Can We Talk About Sex?
What You Need To Know If You’re Newly Single
Sex for newly single women can put them at risk for disease if doctors think they are too old for intimate relationships, a new University of Florida study finds.
Nearly two-thirds of middle-aged women who had re-entered the dating scene after widowhood or divorce said they considered themselves at risk for contracting AIDS and other sexually transmitted diseases, but their physicians rarely discussed those issues with them, said Kathryn Grant, who did the research for her 2005 doctoral degree in anthropology.
Doctors, who also were interviewed for the study, said they considered female patients in their late teens and early 20s to be much more susceptible to HIV and AIDS, and in many cases never thought of their older, single patients as being sexually active, Grant said. When doctors have their own biases that lead them not to think of a particular group as having sexual health concerns, then they don’t bother to bring the subject up and many patients don’t feel comfortable discussing it,” she said.
A 2005 study conducted by AARP found that more than one-third of Americans between the ages of 40 and 69 are single, with the majority divorced, said Grant.
Although AIDS has declined in recent years among some age groups, such as between ages 25 and 34, the rate for acquiring new infections has remained steady since the 1990s: about 11 percent for people age 50 and older.
Grant decided to do the study after reading a magazine article about Jane P. Fowler, a Midwestern woman who contracted HIV in her mid-50s. When Fowler started dating after her divorce, she asked her doctor if she should be tested for HIV, only to be told, Not you, you don’t need that test,” said Grant. Our society’s cultural emphasis on sexuality and youth leads us to discount that sexuality continues to be an important part of life for many people “regardless of their gender or marital status” well into their 80s and beyond,” Grant said.
As the large population of baby boomers ages, senior sexuality is expected to become even more important as a social and clinical issue, she said.
Grant interviewed 44 newly single women between the ages of 45 and 68 who attended a displaced homemaker program in Jacksonville and 31 physicians who practiced in a family practice clinic. Her research was funded by the National Science Foundation and a Woodrow Wilson/Johnson and Johnson Women’s Health grant.
Nearly half of the women, 44 percent, said it was the patient’s responsibility to bring up sexually related health issues with their physician, while 28 percent thought the responsibility belonged with doctors, and an equal number thought it belonged with both parties, Grant said. In contrast, 74 percent of the physicians said they believed it was the role of both doctors and patients to bring up these topics, and 26 percent said the physician was the responsible party.

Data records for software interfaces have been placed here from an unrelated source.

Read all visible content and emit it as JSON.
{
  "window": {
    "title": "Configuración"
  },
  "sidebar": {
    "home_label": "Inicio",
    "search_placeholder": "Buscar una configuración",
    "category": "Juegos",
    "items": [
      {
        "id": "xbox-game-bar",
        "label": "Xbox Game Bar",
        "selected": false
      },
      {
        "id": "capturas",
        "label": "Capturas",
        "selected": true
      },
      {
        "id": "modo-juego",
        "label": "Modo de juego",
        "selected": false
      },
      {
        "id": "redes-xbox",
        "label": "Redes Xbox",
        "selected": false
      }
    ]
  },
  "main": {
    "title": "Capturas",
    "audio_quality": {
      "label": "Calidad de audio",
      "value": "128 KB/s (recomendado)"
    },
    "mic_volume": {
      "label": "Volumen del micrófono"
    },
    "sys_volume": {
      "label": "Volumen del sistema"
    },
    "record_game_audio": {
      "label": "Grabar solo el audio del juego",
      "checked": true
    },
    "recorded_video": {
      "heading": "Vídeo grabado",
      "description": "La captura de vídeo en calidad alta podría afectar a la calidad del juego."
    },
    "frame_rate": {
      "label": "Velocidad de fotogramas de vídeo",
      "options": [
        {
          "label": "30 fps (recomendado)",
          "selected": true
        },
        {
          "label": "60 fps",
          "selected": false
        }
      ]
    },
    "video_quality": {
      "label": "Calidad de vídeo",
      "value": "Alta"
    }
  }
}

Many women said doctors should encourage patients to bring up the matter by providing a comfortable atmosphere and opening the door” with a global question about how things were going in their lives, Grant said. Others lamented the hurried nature of the visit and said doctors often seemed to have one foot out the door,” she said.

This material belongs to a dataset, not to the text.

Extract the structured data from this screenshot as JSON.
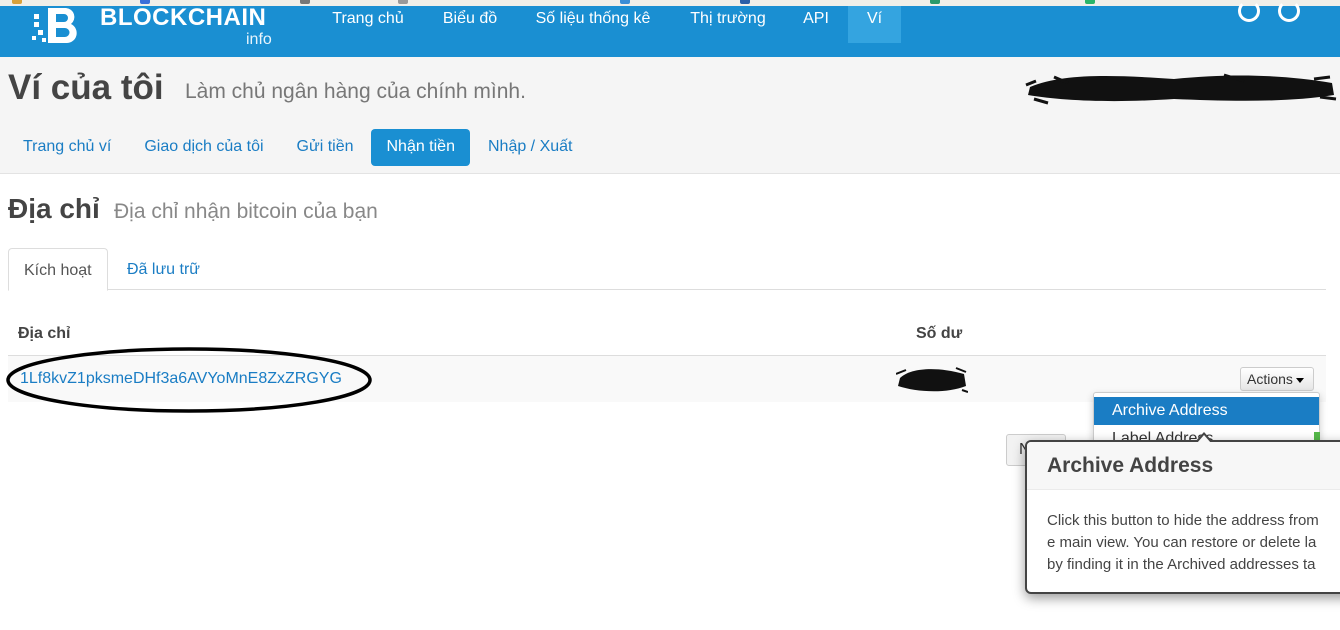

Doctors said time constraints often limited the topics they could discuss, particularly with patients who had multiple illnesses. Some doctors mentioned they were afraid to offend older patients by discussing sexual issues, while others said they were simply less likely to consider them at risk for AIDS, she said.
Slightly more than 40 percent of the women Grant interviewed volunteered that they had been tested for HIV. Said one widow in her late 50s who believed in taking precautions, AIDS doesn’t pick its victims “ anybody is susceptible to it. I don’t care if it’s the archbishop. I wouldn’t sleep with anybody who wasn’t wearing a condom.”
Marcia Ory, a professor in Texas A&M University’s School of Rural Public Health, said Grant’s research is important. To be successful, AIDS prevention efforts must cross the age barrier and target anyone who engages in risky sexual behavior, no matter what their age.”